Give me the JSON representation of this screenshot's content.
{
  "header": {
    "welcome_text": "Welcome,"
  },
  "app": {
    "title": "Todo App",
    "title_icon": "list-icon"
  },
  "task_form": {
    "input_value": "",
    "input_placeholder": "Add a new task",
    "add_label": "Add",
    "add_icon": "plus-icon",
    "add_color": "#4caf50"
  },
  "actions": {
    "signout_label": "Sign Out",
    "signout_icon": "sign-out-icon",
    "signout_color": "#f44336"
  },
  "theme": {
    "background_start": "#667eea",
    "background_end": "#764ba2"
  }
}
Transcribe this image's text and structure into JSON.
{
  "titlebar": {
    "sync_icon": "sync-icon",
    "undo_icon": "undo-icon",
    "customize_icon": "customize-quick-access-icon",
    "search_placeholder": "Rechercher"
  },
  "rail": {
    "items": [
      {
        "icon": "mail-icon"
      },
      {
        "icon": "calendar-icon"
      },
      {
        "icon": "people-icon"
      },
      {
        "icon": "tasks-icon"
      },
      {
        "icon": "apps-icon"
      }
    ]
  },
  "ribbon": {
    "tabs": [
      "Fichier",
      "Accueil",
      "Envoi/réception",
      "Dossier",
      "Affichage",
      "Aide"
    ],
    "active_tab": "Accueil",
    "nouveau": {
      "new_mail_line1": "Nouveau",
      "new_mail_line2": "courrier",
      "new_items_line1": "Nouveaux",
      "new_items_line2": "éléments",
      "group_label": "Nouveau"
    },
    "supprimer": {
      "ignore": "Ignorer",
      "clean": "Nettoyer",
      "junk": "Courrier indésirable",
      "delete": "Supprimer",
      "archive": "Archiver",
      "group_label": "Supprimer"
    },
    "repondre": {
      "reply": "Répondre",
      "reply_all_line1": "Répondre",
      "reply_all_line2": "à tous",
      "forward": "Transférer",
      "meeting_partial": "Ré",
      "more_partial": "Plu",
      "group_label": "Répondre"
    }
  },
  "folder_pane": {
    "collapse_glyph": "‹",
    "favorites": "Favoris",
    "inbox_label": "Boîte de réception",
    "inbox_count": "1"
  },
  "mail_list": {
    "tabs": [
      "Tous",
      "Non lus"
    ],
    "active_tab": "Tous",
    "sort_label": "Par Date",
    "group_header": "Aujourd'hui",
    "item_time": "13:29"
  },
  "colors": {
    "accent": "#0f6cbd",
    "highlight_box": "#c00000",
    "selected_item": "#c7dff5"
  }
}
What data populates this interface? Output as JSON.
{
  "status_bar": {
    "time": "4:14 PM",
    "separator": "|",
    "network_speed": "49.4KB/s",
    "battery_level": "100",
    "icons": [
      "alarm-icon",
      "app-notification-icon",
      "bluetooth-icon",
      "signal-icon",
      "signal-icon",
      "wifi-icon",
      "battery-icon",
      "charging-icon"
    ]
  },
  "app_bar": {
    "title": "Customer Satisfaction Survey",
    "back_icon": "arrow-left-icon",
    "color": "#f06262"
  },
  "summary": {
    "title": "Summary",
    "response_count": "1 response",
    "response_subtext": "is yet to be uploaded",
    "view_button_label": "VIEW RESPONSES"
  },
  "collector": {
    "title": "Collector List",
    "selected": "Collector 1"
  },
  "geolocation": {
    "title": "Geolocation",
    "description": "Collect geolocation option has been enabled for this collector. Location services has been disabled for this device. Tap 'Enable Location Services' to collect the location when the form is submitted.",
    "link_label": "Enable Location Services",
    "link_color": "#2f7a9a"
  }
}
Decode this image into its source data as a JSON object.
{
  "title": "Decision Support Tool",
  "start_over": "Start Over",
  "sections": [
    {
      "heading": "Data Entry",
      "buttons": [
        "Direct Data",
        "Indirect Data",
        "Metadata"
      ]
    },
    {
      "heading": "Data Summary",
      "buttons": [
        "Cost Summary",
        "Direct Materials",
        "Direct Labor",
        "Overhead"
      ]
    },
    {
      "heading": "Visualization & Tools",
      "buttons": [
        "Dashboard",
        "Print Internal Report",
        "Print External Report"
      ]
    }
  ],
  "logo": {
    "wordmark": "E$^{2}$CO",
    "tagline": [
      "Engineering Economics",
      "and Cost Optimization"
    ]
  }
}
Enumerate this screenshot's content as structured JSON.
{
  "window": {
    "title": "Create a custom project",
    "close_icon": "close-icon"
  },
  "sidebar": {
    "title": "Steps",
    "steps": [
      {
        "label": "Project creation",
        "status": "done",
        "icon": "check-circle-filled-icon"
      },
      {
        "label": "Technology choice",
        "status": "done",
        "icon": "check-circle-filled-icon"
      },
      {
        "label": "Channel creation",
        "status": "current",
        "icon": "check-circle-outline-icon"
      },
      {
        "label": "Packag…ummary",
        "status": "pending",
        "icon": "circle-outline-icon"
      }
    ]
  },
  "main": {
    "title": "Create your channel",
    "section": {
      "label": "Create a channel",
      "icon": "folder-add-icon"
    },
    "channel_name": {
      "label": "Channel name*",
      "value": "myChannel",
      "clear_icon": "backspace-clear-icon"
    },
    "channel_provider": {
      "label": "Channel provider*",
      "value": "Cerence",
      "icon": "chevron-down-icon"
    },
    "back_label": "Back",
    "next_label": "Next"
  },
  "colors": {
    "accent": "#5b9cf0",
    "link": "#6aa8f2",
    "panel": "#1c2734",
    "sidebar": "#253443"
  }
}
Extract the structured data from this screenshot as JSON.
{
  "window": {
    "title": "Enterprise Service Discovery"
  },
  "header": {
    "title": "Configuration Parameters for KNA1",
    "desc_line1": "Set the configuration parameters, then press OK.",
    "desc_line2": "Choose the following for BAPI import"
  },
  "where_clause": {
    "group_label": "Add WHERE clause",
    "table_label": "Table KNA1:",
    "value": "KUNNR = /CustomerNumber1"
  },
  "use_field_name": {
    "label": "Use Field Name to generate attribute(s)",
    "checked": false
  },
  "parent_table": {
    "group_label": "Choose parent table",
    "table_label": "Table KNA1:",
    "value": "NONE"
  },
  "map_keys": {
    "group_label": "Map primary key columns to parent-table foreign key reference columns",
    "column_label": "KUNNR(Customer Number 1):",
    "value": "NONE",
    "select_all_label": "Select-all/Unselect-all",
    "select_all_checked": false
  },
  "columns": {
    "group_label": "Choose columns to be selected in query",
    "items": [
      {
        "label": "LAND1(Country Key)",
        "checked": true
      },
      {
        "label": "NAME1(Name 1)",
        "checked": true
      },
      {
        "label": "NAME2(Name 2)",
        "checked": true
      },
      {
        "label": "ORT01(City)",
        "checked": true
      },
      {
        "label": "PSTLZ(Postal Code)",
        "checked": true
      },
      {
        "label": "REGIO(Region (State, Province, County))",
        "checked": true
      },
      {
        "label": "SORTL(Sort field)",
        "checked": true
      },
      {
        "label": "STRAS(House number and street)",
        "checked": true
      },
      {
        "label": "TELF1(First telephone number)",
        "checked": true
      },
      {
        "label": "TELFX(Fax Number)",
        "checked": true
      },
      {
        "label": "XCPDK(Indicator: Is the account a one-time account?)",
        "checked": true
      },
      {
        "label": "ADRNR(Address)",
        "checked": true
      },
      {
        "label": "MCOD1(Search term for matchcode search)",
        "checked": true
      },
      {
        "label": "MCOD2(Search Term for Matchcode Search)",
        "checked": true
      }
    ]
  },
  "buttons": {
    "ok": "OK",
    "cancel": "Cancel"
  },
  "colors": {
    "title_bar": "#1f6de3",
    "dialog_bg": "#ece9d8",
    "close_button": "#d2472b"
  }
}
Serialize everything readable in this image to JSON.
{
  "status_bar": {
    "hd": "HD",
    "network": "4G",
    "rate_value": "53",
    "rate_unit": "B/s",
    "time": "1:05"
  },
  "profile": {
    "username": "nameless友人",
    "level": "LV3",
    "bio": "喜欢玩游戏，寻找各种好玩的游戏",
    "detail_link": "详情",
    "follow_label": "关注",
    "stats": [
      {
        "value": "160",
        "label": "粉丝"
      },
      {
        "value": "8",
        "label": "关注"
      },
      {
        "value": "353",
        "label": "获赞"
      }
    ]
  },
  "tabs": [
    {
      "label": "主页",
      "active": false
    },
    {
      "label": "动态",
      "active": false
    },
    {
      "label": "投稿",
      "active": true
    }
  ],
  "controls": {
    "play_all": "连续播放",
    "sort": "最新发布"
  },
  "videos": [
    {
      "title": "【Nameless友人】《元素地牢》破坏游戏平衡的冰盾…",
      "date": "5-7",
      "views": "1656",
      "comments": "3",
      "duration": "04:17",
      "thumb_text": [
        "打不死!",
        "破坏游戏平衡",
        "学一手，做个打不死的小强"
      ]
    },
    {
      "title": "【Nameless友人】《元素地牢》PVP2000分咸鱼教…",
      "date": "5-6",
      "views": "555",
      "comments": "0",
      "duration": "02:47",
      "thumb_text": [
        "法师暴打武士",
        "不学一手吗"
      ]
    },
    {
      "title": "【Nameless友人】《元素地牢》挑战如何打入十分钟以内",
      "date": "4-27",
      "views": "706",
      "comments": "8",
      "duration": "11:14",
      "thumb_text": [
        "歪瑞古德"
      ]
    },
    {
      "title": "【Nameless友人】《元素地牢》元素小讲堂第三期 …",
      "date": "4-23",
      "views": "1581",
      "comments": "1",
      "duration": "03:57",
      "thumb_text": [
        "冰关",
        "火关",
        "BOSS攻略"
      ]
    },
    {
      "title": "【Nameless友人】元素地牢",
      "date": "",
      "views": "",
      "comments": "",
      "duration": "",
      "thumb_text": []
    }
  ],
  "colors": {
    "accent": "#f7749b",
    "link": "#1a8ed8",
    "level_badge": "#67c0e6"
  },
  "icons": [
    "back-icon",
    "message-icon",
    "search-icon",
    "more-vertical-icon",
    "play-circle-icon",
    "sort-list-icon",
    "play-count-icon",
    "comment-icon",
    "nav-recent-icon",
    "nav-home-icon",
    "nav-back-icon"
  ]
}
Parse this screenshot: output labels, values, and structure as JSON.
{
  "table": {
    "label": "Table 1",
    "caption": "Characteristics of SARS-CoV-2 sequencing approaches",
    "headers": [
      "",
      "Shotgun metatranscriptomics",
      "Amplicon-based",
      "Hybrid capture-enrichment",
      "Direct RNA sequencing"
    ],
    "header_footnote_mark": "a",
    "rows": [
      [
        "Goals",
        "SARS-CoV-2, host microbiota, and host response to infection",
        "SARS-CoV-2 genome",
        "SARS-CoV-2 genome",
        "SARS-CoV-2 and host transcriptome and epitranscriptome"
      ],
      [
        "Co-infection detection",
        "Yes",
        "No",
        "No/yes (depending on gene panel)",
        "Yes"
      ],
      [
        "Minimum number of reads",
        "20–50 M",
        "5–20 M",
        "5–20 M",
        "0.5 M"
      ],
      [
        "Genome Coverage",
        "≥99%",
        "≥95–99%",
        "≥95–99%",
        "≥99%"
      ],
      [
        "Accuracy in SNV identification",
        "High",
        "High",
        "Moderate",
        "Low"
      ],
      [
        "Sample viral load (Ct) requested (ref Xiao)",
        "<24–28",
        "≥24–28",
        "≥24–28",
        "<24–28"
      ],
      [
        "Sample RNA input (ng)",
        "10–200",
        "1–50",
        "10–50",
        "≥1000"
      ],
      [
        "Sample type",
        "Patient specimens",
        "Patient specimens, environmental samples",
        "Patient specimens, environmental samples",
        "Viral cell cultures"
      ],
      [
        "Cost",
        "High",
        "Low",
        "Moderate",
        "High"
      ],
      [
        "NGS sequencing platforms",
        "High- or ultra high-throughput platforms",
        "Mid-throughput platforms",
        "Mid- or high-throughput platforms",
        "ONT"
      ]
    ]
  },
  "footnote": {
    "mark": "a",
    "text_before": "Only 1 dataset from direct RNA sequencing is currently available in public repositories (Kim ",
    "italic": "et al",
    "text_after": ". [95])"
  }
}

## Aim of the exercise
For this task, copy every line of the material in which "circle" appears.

## Reply
        "icon": "check-circle-filled-icon"
        "icon": "check-circle-filled-icon"
        "icon": "check-circle-outline-icon"
        "icon": "circle-outline-icon"
    "play-circle-icon",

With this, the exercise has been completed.